__WORK INSTRUCTIONS__:
Some lines below hold "false". Pick them out and copy them.

__DATA FOR PROCESSING__:
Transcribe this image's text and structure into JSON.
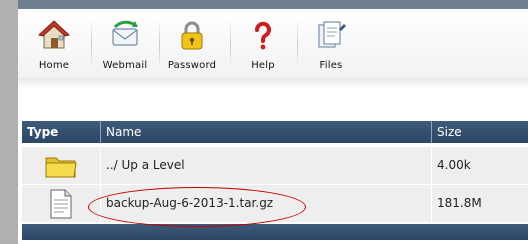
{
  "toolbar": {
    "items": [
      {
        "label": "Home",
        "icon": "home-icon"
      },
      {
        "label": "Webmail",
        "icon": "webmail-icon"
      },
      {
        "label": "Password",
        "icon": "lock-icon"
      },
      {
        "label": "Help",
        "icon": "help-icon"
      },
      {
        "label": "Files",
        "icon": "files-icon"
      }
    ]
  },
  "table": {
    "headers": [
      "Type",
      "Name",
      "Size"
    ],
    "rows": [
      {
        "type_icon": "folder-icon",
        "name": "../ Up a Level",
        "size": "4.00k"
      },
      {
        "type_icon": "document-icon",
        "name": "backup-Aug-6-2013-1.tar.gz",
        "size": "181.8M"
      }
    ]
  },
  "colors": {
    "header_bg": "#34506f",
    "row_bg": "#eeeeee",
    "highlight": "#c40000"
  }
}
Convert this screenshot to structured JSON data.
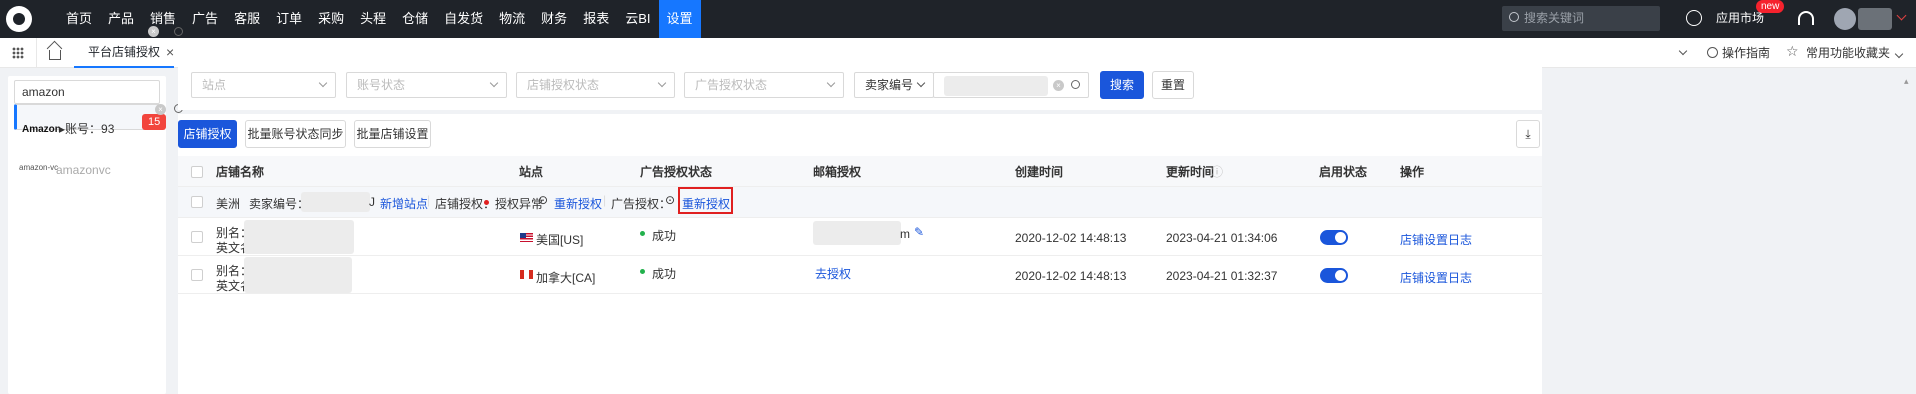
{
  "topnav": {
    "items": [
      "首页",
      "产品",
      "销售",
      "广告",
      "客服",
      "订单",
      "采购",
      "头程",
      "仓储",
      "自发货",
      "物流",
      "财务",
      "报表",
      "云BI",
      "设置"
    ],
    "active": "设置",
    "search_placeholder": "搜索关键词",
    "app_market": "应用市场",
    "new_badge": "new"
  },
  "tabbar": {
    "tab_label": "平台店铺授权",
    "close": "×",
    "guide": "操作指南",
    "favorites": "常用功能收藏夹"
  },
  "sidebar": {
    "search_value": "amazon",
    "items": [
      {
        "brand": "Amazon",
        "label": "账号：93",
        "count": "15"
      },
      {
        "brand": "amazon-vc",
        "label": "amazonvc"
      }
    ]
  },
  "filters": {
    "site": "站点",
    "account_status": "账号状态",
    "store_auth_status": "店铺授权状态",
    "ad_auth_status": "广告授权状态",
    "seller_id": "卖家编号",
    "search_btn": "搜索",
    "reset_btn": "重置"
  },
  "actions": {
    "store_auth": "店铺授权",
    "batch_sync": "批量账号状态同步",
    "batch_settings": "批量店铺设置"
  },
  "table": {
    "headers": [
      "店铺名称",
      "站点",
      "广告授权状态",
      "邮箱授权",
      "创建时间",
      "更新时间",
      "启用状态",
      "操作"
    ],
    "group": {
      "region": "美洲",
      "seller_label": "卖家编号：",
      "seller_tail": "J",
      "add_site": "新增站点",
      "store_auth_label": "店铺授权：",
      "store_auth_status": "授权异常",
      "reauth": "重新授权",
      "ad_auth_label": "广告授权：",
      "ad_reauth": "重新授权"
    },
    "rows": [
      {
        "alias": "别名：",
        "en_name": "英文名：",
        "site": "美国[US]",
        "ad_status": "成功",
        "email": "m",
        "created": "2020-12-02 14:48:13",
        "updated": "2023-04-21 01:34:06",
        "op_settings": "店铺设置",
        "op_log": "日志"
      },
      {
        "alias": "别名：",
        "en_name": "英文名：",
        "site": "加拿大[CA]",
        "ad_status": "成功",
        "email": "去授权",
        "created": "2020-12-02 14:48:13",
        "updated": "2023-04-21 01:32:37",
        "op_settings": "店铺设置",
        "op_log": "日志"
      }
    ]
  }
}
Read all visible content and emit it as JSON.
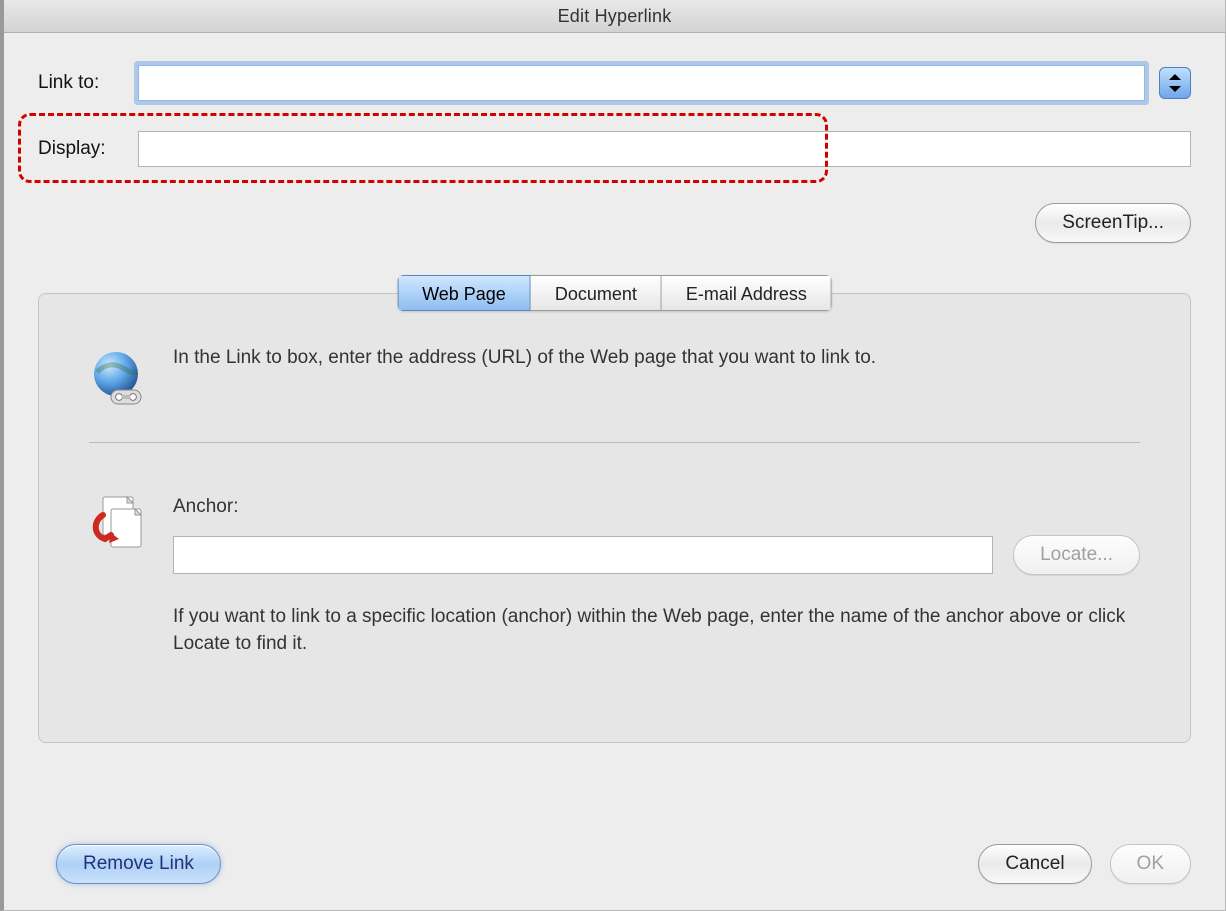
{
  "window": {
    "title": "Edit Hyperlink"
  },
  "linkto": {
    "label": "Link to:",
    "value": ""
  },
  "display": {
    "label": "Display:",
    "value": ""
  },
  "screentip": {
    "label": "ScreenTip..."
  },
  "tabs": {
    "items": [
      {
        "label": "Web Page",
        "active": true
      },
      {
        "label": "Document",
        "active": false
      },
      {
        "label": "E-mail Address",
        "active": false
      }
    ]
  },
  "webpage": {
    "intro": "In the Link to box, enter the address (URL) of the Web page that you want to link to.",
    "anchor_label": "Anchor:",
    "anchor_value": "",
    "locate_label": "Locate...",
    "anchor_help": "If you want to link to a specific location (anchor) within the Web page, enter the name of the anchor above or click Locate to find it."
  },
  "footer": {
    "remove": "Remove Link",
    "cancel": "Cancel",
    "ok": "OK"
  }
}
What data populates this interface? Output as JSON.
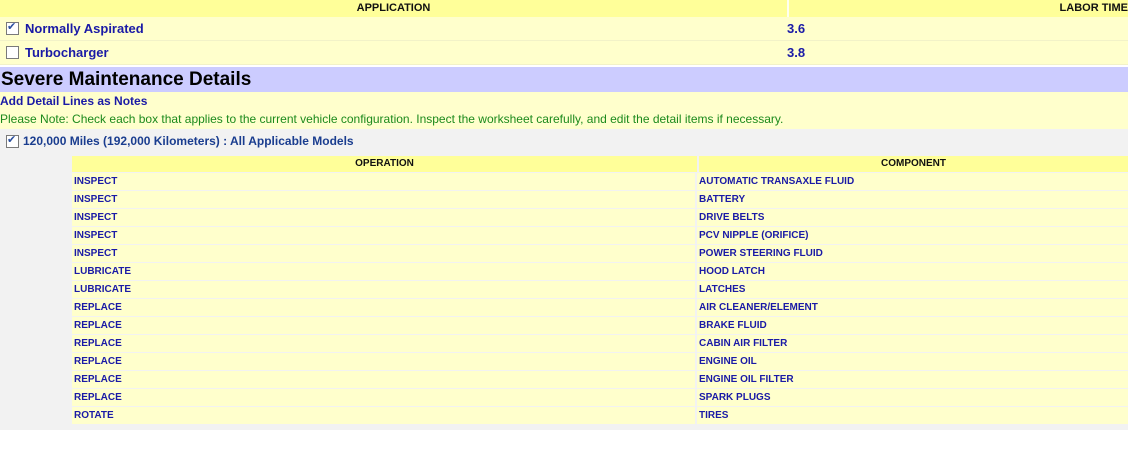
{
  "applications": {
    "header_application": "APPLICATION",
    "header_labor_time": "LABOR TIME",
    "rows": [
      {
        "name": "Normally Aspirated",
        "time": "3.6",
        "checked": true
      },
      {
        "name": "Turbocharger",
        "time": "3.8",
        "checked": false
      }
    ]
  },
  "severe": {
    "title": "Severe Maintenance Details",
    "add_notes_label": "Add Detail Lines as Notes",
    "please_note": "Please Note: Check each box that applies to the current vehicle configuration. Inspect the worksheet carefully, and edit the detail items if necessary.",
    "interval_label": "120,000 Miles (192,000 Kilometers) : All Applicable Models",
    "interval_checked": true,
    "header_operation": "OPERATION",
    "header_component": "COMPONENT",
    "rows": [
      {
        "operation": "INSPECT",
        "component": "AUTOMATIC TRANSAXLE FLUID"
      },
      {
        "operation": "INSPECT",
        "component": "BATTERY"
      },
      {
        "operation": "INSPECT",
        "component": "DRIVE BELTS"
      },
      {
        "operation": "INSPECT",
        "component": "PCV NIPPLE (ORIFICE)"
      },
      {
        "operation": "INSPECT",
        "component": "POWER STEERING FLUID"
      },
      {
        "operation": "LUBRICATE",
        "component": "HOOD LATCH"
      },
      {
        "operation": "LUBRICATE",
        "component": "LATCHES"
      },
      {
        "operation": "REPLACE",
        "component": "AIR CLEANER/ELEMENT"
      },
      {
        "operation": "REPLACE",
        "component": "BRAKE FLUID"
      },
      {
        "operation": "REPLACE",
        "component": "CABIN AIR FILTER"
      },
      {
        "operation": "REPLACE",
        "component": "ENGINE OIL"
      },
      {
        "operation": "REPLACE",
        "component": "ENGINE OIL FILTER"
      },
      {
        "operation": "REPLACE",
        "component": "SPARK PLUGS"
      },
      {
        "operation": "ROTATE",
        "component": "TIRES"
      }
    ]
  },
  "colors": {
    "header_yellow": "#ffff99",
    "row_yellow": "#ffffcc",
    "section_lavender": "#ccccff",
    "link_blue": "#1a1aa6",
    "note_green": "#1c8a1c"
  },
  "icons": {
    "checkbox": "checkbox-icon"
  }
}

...

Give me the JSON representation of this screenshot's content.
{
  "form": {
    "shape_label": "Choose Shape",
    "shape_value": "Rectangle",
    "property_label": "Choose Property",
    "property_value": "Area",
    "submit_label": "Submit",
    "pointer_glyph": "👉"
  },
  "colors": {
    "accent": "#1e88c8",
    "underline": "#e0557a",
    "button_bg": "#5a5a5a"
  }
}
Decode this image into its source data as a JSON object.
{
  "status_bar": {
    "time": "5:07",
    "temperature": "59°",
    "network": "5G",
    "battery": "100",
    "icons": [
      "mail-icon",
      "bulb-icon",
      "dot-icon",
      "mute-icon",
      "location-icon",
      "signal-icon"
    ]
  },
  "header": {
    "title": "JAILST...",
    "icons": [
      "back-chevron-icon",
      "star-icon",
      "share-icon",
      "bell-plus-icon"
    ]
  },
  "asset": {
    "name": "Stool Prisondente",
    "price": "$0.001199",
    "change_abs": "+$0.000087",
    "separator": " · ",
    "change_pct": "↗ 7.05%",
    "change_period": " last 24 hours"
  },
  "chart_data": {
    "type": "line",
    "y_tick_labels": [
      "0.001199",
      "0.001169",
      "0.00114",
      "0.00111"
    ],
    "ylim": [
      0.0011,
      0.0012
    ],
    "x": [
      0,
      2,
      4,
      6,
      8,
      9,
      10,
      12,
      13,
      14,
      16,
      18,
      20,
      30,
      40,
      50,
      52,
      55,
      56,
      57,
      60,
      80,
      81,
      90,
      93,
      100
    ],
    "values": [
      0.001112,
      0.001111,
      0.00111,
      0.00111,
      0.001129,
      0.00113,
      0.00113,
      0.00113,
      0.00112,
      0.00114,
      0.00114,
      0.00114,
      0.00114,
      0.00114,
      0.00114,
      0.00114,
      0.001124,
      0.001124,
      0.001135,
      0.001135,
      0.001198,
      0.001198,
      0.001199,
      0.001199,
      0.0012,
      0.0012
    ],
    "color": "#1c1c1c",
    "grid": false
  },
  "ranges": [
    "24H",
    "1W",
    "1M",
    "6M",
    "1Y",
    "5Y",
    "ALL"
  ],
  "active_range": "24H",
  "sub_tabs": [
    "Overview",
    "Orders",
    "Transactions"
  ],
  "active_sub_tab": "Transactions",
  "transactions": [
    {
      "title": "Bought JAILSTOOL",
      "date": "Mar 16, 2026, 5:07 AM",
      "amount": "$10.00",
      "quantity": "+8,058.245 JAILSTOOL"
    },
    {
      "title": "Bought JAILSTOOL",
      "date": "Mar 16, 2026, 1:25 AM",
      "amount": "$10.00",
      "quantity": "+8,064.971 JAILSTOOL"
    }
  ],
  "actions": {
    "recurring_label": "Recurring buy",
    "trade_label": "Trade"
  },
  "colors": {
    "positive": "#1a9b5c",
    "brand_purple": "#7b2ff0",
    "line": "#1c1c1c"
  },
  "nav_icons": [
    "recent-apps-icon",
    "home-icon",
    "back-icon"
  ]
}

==

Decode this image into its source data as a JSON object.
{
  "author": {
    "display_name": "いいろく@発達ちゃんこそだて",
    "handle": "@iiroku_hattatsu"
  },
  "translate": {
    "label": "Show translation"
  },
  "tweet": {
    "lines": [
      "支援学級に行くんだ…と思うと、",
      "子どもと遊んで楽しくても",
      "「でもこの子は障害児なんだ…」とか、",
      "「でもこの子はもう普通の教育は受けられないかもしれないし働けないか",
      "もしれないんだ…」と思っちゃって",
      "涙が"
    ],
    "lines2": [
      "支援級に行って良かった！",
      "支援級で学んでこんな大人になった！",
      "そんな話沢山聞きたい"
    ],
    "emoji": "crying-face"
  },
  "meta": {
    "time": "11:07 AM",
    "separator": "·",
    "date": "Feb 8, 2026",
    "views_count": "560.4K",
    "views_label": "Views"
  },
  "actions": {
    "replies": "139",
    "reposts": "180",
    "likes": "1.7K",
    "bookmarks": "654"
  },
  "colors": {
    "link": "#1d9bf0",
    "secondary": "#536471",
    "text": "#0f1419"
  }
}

__FINAL ANSWER__:
        "active": false
        "active": false
        "checked": false
    "grid": false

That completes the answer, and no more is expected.